## [Brief]
Return every line from the listing where the word "Europeias" occurs.

## [Dataset records]
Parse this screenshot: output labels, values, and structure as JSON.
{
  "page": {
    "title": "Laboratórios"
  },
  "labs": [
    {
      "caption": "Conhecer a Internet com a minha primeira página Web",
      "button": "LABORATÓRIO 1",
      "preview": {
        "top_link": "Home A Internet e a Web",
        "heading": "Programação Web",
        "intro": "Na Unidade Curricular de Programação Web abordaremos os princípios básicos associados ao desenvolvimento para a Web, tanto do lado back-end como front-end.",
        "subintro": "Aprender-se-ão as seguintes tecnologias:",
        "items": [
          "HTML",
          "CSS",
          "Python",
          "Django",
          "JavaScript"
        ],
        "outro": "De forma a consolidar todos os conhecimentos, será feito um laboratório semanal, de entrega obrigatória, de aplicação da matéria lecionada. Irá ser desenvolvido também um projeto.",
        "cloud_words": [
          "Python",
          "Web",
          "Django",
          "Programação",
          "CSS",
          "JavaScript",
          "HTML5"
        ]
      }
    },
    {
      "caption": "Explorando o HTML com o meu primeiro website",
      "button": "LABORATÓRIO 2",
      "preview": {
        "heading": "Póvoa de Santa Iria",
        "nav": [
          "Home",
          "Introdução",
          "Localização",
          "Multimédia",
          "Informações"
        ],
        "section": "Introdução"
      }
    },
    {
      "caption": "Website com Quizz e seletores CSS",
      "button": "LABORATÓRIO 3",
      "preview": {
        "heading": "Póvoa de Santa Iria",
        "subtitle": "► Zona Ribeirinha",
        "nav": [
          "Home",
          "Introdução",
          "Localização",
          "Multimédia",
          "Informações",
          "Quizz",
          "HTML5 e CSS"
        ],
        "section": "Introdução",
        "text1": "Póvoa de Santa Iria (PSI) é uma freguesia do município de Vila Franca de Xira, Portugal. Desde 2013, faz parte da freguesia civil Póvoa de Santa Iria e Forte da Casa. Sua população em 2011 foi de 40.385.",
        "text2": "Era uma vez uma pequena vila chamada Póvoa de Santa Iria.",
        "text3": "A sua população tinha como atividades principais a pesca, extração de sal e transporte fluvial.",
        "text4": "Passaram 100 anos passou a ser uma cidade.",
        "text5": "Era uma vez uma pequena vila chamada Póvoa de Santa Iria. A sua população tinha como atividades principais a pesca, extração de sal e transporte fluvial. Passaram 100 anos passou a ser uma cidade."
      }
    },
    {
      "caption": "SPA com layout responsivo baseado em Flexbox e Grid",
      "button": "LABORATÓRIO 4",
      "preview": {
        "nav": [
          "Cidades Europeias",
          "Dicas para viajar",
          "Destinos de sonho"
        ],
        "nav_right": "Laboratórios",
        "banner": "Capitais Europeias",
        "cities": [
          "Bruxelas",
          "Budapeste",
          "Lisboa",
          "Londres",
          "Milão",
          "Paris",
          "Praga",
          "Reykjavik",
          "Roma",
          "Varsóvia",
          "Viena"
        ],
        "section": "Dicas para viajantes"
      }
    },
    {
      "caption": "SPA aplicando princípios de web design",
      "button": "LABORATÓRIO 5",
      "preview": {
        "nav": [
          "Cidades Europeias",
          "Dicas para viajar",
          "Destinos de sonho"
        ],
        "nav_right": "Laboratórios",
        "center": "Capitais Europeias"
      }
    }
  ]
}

## [Solved problem]
          "Cidades Europeias",
        "banner": "Capitais Europeias",
          "Cidades Europeias",
        "center": "Capitais Europeias"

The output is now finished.